Some science behind the scenes

Electrolyte loss

Channels are found in all cell membranes.  They are tiny.  The archetypal channel pore is just one or two atoms wide at its narrowest point and is selective, accepting only one type of ion, such as sodium, calcium or potassium. These ions move through the channel pore single file nearly as quickly as the ions move through free fluid.

Ion channels are key components in a wide variety of biological processes that involve rapid changes in cells, such as cardiac, skeletal, and smooth muscle contraction, epithelial nutrient transport {epithelial cells are tissue cells that perform functions like  secretion, selective absorption, protection, transcellular transport and detection of sensation), T-cell activation (our system of immunity)  and pancreatic beta-cell insulin release.

As the volume of electrolytes decreases, therefore,  numerous extra physiological effects can then arise affecting the heart muscles, blood vessels,  neurons and so on.

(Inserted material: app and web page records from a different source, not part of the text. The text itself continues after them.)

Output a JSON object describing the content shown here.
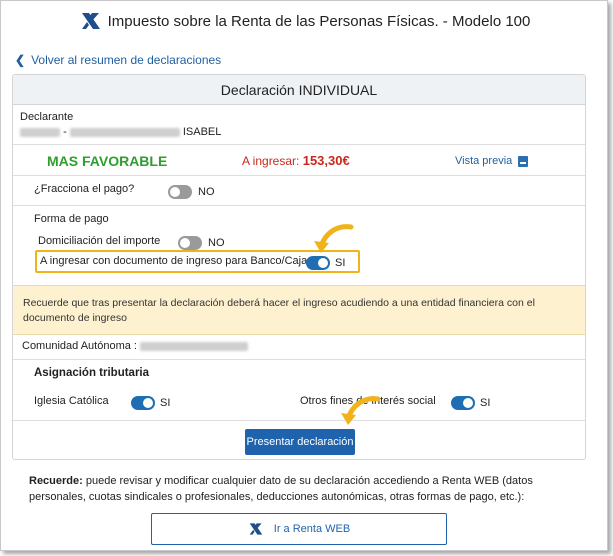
{
  "header": {
    "title": "Impuesto sobre la Renta de las Personas Físicas. - Modelo 100",
    "logo_icon": "aeat-logo-icon"
  },
  "nav": {
    "back_label": "Volver al resumen de declaraciones"
  },
  "card": {
    "title": "Declaración INDIVIDUAL",
    "declarante_label": "Declarante",
    "declarante_name_visible": "ISABEL",
    "declarante_separator": "-",
    "result_label": "MAS FAVORABLE",
    "ingresar_label": "A ingresar:",
    "ingresar_amount": "153,30€",
    "vista_previa_label": "Vista previa",
    "fracciona": {
      "label": "¿Fracciona el pago?",
      "value": "NO",
      "on": false
    },
    "forma_pago": {
      "label": "Forma de pago",
      "domiciliacion": {
        "label": "Domiciliación del importe",
        "value": "NO",
        "on": false
      },
      "documento": {
        "label": "A ingresar con documento de ingreso para Banco/Caja",
        "value": "SI",
        "on": true
      }
    },
    "info_text": "Recuerde que tras presentar la declaración deberá hacer el ingreso acudiendo a una entidad financiera con el documento de ingreso",
    "comunidad_label": "Comunidad Autónoma :",
    "asignacion": {
      "title": "Asignación tributaria",
      "iglesia": {
        "label": "Iglesia Católica",
        "value": "SI",
        "on": true
      },
      "otros": {
        "label": "Otros fines de interés social",
        "value": "SI",
        "on": true
      }
    },
    "present_button": "Presentar declaración"
  },
  "footer": {
    "recuerde_bold": "Recuerde:",
    "recuerde_text": " puede revisar y modificar cualquier dato de su declaración accediendo a Renta WEB (datos personales, cuotas sindicales o profesionales, deducciones autonómicas, otras formas de pago, etc.):",
    "renta_button": "Ir a Renta WEB"
  },
  "colors": {
    "accent": "#1f63ad",
    "favorable": "#2f9e2f",
    "amount": "#c8291c",
    "highlight": "#f0b41a",
    "info_bg": "#fdf1cf"
  }
}
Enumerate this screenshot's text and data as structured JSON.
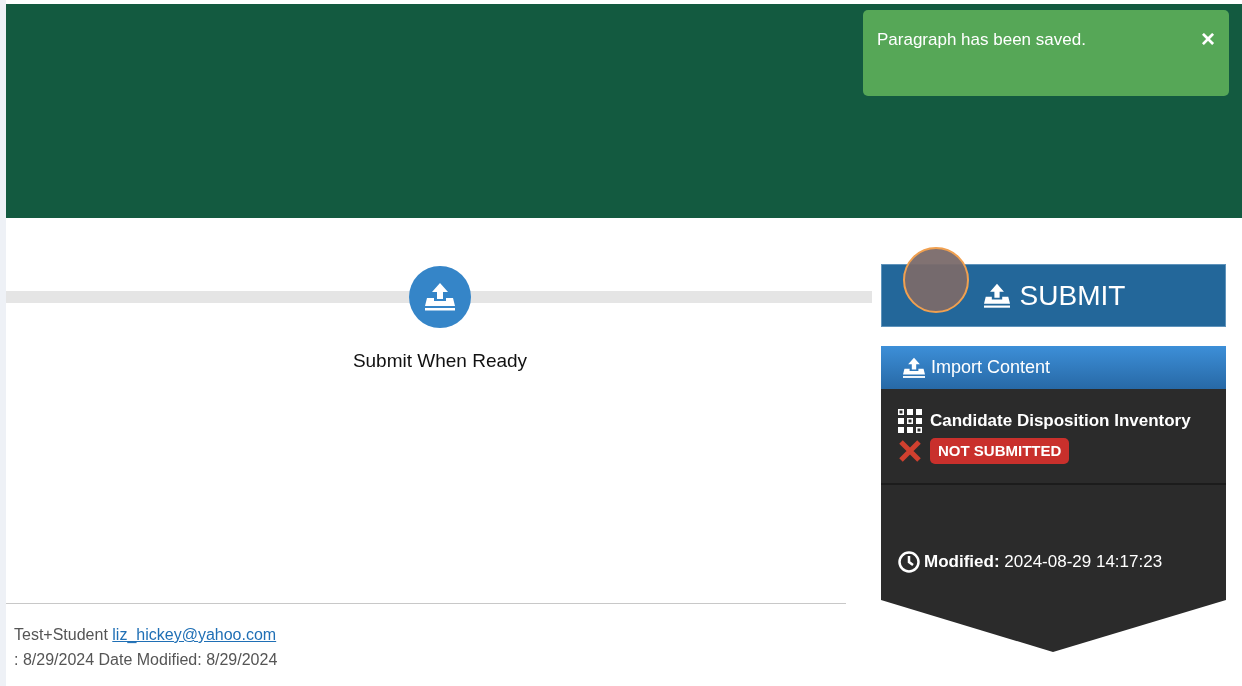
{
  "toast": {
    "message": "Paragraph has been saved.",
    "close": "×"
  },
  "progress": {
    "step_label": "Submit When Ready"
  },
  "footer": {
    "author": "Test+Student",
    "email": "liz_hickey@yahoo.com",
    "dates": ": 8/29/2024 Date Modified: 8/29/2024"
  },
  "sidebar": {
    "submit_button": "SUBMIT",
    "click_indicator": true,
    "header": "Import Content",
    "item": {
      "title": "Candidate Disposition Inventory",
      "submitted": false,
      "badge": "NOT SUBMITTED"
    },
    "modified_label": "Modified:",
    "modified_value": "2024-08-29 14:17:23"
  }
}
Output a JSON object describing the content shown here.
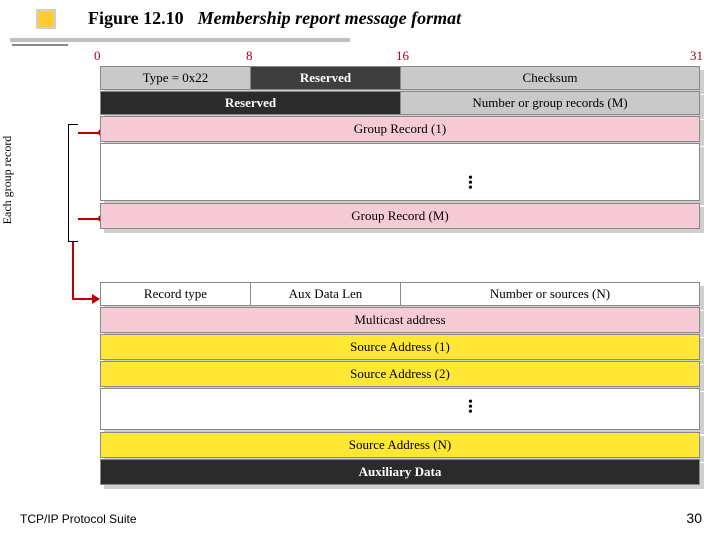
{
  "title": {
    "fig": "Figure 12.10",
    "text": "Membership report message format"
  },
  "ticks": {
    "t0": "0",
    "t8": "8",
    "t16": "16",
    "t31": "31"
  },
  "side_label": "Each group record",
  "msg": {
    "row1": {
      "type": "Type = 0x22",
      "reserved": "Reserved",
      "checksum": "Checksum"
    },
    "row2": {
      "reserved": "Reserved",
      "count": "Number or group records (M)"
    },
    "gr1": "Group Record (1)",
    "grM": "Group Record (M)"
  },
  "rec": {
    "row1": {
      "type": "Record type",
      "aux": "Aux Data Len",
      "count": "Number or sources (N)"
    },
    "mcast": "Multicast address",
    "src1": "Source Address (1)",
    "src2": "Source Address (2)",
    "srcN": "Source Address (N)",
    "aux": "Auxiliary Data"
  },
  "footer": {
    "left": "TCP/IP Protocol Suite",
    "page": "30"
  }
}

For example, as intracellular calcium decreases there is a reduction in muscle contraction. In the heart, a decrease in calcium available for each beat results in a decrease in cardiac contractility. In blood vessels, a decrease in calcium results in less contraction of the vascular smooth muscle and therefore an increase in arterial diameter [vasodilation].   Vasodilation decreases total peripheral resistance, while a decrease in cardiac contractility decreases cardiac output. Since blood pressure is determined by cardiac output and peripheral resistance, blood pressure drops.  So the overall effect of loss of electrolytes due to dehydration  is to reduce blood pressure!